Star Wars #1 (2013) Review – A grounded take on the spaghetti space opera from Brian Wood
Star Wars #1 Short Version: Brian Wood takes the story of Star Wars and grounds in reality in the great new series from Dark Horse comics. The stakes seem higher than many previous Star Wars efforts, giving a sense of the struggle and odds facing the Rebels after the events of the first film.
Star Wars #1 Writer: Brian Wood
Star Wars #1 Artist: Carlos D’anda
Star Wars #1 Review
I have been a fan of Star Wars for basically as long as I can remember. As a child, I have memories of sitting on the floor, watching the Hoth battle, trying to get as close to the TV as possible to take in every detail. You could consider my mind well-and-truly blown. As a teenage, my love for the series was rekindled by the re-releases, leading me briefly into the world of the Extended Universe (most notably, the Thrawn trilogy, since I found much of the rest of the stuff lacking). So, when I saw Brian Wood (The Massive, DMZ was going to be releasing a new Star Wars comic for Dark Horse I was … intrigued, but not convinced. I was interested to see what Wood, whose work so frequently has a certain gravitas to it, would be bringing to the classic Spaghetti Space Opera. So frequently authors spend time trying to recreate the movies that they lose sight of doing anything interesting with the series.

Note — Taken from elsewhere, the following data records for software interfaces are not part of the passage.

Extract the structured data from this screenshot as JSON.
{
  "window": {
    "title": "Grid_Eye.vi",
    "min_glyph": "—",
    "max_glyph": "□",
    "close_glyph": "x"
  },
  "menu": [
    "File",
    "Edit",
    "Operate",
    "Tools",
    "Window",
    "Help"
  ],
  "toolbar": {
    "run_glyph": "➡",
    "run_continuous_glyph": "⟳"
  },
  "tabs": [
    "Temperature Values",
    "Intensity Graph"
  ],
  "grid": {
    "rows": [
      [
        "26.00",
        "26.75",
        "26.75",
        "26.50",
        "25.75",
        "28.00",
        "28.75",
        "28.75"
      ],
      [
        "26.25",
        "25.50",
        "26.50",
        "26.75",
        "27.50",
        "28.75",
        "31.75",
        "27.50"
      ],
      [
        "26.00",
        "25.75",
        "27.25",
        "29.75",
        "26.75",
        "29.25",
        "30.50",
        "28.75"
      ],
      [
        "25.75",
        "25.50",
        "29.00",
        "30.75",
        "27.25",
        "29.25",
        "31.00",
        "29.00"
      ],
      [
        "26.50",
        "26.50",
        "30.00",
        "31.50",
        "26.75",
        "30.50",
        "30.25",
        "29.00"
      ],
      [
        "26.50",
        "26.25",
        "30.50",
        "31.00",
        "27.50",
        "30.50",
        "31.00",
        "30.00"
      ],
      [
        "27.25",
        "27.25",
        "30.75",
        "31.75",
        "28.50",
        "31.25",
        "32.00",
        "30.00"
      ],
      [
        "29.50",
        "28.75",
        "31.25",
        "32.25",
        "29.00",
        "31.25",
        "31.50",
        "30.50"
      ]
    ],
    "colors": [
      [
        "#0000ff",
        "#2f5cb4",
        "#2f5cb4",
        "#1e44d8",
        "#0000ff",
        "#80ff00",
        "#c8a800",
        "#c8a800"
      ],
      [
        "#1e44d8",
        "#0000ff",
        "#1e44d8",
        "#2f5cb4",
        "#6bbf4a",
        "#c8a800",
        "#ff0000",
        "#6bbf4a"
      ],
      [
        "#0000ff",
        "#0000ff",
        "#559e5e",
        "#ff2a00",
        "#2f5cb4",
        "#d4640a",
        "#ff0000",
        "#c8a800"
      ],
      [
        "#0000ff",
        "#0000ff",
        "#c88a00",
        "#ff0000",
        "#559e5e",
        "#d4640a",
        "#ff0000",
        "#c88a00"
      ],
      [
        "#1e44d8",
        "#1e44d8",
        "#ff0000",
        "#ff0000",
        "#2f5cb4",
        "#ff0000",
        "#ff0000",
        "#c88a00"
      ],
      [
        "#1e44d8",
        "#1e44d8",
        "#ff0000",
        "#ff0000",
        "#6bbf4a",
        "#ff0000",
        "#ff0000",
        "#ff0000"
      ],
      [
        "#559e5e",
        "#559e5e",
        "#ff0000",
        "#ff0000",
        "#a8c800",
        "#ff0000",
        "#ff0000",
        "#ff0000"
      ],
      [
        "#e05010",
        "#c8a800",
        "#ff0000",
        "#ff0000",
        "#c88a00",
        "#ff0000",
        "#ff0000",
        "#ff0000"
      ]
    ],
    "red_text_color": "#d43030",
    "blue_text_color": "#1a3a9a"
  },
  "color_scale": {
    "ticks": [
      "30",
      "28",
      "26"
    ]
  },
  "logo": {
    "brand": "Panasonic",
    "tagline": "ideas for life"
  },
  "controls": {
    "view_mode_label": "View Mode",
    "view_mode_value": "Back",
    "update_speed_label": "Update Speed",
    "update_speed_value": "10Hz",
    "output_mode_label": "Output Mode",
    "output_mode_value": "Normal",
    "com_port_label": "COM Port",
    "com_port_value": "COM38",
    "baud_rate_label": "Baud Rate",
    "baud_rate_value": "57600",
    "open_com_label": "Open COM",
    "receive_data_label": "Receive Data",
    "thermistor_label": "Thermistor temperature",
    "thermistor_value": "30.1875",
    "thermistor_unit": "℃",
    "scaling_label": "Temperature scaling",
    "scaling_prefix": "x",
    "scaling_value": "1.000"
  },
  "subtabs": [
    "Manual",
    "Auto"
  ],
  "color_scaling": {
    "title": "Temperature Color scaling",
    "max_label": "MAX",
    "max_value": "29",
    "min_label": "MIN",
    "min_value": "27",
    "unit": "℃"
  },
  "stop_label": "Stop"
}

Luckily, with Star Wars #1, Wood does not fall into this trap. Oh, what he is writing is definitively Star Wars – the story of the Rebel Alliance following the events of the first film, having dealt a massive blow to the Empire, but still a huge underdog. But his vision of Star Wars is a more grounded one. The characters have real concerns about things they should be concerned about, there is resentment in their ranks and there are still doubts that they can accomplish what they have set out to do. It’s the original Star Wars,only brought one step closer to reality, I think, and I’m really excited to see where it goes going forward. Seeing if Wood can continue imbuing these characters that were so much larger than life with a little more humanity. Even Vader gets a little dimension in Star Wars #1. The whole thing makes sense in terms of the plot, with people reacting to the stress and difficulties of an intergalactic conflict on both sides. The art deserves mention, too. It’s all lovingly drawn by Carlos D’anda, who has drawn a beautiful comic book (the space scenes, all bathed in blue, are really gorgeous).